President Joe Biden’s administration reportedly encouraged Pelosi to skip her trip and is likely no more pleased with the subsequent flurry of American visits to the independent, democratic island that Beijing claims as its own. But it has been busy with Taipei, too.
The administration recently formalized plans for US-Taiwan trade talks this autumn to address topics including Chinese “economic coercion,” and the Biden Defense Department has signed off on five weapons sales to Taipei. More and bigger arms deals are likely coming soon, given Taiwan’s intent to boost military spending by 13.9% next year.
Beijing, of course, has responded vociferously at every turn, encroaching on Taiwanese defense boundaries by sea and air, vehemently condemning each US outreach, and issuing public reminders that “‘Taiwan independence’ means war.”
The precarity of the moment is enough to draw speculation that the Fourth Taiwan Strait Crisis has already begun. And whether that’s true or further crises may still be averted, policymakers in Washington would be wise to consider seriously the disproportionate interests at stake here, the security dilemma leading toward destructive escalation, and the need to tread carefully with China for Taiwan’s security – and America’s own.
That Beijing and Washington have disparate degrees of interest in Taiwan’s status is obvious in their respective rhetoric. The Biden administration continues a multi-decade American habit of strategic ambiguity around Taiwan, maintaining simultaneously its support for a one-China policy and the status quo of a free and self-governed Taiwan.
There is no such ambiguity from the Chinese government. “Taiwan has been an inalienable part of China’s territory since ancient times,” insisted Chinese Ambassador to the UK Zheng Zeguang in a recent op-ed. “China has never been divided,” he continued, and “will firmly safeguard, at any cost” its claim to control Taiwan.
Beijing considers the fate of Taiwan a matter of core national interest and a chief application of its military. The same is simply not true of the United States. However much the US supports Taiwanese democracy, however many weapons sales the Pentagon approves or congressional photo-ops are staged, US security does not depend on whether Beijing reifies its power over Taipei.
Taiwan’s conquest would have serious economic and technological fallout, yes, but even accounting for those effects, China remains far more vested in this situation than the United States is now or ever will be – and that means there is a limit to the power of American deterrence given sufficient tumult.
And sufficient tumult is increasingly possible, particularly if we fail to realize this is a case of the “security dilemma,” which Harvard international relations professor Stephen M Walt defines at Foreign Policy as “how the actions that one state takes to make itself more secure – building armaments, putting military forces on alert, forming new alliances – tend to make other states less secure and lead them to respond in kind.”
This produces “a tightening spiral of hostility that leaves neither side better off than before,” Walt says, and we can easily see those ill effects for Taiwan right now.
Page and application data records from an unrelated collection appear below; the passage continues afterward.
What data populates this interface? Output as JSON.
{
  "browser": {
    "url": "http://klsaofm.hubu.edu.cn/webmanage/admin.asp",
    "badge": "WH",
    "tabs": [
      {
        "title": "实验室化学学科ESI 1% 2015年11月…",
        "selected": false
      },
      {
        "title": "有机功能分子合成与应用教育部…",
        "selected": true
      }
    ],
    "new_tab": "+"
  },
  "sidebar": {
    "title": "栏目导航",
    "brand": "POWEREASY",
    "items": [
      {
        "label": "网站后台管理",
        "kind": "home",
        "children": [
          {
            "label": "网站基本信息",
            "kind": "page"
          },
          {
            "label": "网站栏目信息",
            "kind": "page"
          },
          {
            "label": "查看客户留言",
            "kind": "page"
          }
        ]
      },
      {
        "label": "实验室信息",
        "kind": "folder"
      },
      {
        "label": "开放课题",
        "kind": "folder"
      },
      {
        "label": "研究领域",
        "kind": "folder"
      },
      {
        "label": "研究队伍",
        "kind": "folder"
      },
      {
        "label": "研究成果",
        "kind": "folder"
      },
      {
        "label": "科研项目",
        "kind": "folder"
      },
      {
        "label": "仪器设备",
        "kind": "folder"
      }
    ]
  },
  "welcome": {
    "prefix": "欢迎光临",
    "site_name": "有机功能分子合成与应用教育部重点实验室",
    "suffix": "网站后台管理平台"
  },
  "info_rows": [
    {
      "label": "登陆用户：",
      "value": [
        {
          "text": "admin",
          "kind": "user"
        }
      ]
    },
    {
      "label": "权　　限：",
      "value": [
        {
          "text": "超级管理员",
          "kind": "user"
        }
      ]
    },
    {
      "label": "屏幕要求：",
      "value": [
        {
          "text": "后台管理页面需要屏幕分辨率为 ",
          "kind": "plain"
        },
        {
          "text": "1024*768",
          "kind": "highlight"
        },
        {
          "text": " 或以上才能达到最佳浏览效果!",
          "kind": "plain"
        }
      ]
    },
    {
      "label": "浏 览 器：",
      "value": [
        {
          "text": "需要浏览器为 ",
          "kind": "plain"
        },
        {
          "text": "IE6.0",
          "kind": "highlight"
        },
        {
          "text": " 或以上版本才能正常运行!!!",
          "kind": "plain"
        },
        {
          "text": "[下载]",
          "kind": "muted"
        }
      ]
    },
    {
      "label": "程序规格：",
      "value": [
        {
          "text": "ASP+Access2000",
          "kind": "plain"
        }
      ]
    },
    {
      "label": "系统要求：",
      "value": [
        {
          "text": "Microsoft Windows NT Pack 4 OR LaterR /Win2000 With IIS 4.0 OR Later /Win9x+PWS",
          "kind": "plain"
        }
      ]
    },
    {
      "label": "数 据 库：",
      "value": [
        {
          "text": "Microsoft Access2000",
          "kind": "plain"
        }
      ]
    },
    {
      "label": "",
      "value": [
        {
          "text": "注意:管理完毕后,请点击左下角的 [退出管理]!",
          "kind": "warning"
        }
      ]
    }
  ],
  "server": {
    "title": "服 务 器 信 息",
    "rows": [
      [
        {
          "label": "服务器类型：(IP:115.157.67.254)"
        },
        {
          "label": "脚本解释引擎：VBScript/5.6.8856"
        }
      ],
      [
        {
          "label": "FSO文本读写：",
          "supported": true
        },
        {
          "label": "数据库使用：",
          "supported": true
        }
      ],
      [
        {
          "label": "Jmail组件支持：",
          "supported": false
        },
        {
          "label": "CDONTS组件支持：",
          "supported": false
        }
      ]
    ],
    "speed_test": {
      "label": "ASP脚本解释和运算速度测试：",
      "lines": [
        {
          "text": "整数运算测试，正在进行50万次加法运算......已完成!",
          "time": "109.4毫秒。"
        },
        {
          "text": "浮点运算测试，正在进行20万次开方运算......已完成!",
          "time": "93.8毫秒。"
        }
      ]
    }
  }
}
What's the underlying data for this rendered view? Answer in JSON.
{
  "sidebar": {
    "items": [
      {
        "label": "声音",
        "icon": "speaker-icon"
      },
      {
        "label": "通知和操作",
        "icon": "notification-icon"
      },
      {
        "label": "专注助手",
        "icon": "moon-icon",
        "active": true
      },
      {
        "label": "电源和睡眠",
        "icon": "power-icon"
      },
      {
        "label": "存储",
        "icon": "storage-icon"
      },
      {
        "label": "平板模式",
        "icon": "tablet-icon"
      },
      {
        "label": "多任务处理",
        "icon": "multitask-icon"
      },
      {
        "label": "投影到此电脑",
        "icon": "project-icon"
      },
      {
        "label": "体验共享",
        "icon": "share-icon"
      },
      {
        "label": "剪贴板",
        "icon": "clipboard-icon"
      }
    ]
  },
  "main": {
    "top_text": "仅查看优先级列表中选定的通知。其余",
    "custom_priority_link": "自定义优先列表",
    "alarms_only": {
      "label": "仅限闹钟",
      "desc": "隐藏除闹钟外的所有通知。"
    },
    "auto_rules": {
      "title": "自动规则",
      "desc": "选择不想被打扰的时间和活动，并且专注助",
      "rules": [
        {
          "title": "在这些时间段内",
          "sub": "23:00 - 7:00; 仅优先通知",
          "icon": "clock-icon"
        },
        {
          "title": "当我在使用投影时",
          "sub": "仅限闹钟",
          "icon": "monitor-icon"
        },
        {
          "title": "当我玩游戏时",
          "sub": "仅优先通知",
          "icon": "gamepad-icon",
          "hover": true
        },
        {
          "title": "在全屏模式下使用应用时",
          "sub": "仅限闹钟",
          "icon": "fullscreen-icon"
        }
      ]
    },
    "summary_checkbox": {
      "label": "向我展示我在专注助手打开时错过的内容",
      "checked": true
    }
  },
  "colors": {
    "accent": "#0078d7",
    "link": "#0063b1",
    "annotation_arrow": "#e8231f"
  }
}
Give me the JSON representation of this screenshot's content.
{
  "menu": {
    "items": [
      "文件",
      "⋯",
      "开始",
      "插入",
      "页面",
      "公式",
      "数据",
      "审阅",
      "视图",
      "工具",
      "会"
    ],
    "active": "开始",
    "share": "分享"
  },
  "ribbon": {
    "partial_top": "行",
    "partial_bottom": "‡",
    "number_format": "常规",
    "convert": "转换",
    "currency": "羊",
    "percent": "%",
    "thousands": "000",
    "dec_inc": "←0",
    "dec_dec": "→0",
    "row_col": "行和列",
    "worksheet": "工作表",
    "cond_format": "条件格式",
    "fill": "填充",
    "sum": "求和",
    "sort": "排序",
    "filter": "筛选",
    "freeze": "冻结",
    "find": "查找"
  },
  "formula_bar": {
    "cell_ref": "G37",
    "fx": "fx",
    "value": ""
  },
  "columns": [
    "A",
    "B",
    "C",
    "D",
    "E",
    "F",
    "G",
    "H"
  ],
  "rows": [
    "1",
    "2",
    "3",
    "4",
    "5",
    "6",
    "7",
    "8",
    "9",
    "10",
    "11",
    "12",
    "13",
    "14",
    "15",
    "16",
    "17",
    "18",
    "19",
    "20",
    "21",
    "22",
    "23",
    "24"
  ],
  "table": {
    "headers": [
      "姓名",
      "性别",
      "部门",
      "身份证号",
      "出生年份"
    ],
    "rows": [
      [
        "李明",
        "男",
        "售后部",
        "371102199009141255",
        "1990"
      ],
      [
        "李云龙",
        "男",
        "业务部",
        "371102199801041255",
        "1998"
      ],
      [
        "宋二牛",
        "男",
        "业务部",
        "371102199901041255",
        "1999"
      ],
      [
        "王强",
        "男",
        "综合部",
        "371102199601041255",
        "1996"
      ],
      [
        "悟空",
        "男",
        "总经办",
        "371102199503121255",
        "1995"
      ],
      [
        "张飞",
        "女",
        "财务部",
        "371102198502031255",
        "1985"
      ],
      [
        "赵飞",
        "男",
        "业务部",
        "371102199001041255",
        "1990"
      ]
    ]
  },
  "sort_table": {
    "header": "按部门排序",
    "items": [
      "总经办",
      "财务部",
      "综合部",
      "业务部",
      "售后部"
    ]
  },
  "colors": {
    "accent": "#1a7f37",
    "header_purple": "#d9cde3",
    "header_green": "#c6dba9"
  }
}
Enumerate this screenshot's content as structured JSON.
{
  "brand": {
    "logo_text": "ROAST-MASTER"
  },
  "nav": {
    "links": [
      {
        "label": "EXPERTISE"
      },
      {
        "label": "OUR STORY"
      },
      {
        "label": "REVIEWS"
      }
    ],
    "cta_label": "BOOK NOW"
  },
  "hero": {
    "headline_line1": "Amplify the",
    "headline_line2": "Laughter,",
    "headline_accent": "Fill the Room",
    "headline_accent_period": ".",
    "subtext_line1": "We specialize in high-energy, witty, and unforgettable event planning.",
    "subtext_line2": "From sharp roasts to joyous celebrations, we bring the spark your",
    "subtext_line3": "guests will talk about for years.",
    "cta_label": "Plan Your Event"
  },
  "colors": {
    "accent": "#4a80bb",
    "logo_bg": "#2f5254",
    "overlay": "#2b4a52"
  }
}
Compared with a month ago, before an array of US officials descended on the island in a show of security solidarity, Taiwan is less prosperous and less secure. It has been subjected to fresh rounds of Chinese sanctions and live-fire military exercises, including – if the Japanese government is correct – ballistic missiles fired over Taipei.
As Taiwan undertakes to boost its defense (with American help) in reaction to Chinese hostility, Beijing will probably further climb the spiral too.
And here the risk – unlike with the fate of Taiwan itself – undoubtedly does involve the United States, and indeed the whole planet. The Chinese military has a nuclear arsenal and is the US military’s only near peer.
US-China relations are integral to the global economy; it may be impossible to overstate how harmful US-China war would be, even if it never went nuclear. US-China relations are inevitably rivalrous, but the prospect of open conflict is unspeakably grim.
We can – and we must.